Exercise requirements: Copy every line below that has the word "Morph" in it.

==*==

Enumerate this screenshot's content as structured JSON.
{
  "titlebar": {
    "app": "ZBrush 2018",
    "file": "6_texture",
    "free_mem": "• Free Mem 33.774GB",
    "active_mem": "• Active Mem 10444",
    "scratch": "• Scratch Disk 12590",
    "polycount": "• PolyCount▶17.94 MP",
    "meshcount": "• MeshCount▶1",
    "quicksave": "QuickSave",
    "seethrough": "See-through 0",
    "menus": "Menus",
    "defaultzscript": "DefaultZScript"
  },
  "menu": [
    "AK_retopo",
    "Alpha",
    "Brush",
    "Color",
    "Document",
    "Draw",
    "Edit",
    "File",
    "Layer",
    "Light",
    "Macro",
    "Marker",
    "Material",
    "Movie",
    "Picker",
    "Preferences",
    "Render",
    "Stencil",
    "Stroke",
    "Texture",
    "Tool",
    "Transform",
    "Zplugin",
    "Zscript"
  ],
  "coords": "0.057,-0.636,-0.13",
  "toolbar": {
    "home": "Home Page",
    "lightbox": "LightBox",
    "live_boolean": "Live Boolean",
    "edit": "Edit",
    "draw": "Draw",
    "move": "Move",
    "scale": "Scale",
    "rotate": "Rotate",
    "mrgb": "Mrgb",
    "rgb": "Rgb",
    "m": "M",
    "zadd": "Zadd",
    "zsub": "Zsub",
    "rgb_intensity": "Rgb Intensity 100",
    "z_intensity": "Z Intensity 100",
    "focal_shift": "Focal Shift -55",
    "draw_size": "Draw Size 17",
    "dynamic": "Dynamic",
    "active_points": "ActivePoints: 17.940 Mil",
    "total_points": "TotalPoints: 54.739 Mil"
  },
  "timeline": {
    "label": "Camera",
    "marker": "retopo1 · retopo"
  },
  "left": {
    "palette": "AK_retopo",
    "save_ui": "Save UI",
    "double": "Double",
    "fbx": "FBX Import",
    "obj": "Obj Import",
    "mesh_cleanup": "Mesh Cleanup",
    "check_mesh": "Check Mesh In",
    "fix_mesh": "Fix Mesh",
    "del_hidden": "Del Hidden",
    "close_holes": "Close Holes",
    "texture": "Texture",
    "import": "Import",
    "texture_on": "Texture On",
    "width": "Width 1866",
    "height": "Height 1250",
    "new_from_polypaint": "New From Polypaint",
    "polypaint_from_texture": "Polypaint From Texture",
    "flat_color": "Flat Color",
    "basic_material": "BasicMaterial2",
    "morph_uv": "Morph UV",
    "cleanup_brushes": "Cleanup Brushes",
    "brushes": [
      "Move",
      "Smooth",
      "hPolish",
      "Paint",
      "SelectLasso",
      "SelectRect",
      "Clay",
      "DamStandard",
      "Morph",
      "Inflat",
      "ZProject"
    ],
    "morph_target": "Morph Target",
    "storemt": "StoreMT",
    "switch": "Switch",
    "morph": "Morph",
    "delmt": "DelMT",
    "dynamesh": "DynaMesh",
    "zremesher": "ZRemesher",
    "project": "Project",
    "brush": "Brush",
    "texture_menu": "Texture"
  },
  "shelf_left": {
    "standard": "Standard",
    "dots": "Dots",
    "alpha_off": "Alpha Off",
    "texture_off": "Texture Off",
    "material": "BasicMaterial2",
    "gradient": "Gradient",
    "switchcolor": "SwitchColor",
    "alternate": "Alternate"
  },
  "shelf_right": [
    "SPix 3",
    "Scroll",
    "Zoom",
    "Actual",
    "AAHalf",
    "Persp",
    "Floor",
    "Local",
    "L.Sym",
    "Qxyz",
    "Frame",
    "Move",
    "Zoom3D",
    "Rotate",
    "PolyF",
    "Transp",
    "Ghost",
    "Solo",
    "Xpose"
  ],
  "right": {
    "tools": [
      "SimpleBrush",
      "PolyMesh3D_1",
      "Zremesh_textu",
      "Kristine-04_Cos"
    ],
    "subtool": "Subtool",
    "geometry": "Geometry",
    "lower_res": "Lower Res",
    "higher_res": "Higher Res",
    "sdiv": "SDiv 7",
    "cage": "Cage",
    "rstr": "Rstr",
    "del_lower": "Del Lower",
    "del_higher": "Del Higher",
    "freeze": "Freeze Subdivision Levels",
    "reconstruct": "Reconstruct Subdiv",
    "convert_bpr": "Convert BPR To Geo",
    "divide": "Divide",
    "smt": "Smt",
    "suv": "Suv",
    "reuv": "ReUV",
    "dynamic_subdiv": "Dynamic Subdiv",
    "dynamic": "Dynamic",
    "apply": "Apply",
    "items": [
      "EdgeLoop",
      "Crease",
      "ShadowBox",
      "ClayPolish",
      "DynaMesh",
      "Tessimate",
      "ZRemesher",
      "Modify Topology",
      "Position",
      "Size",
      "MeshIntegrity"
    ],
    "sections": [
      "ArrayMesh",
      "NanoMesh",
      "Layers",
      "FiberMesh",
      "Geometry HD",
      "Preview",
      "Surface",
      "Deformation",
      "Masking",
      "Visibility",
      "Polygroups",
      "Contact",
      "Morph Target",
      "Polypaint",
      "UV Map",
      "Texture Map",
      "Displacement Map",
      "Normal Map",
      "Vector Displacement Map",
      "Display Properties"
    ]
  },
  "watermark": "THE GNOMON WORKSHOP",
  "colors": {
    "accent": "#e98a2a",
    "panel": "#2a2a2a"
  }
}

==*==

The completed task:
    "morph_uv": "Morph UV",
      "Morph",
    "morph_target": "Morph Target",
    "morph": "Morph",
      "Morph Target",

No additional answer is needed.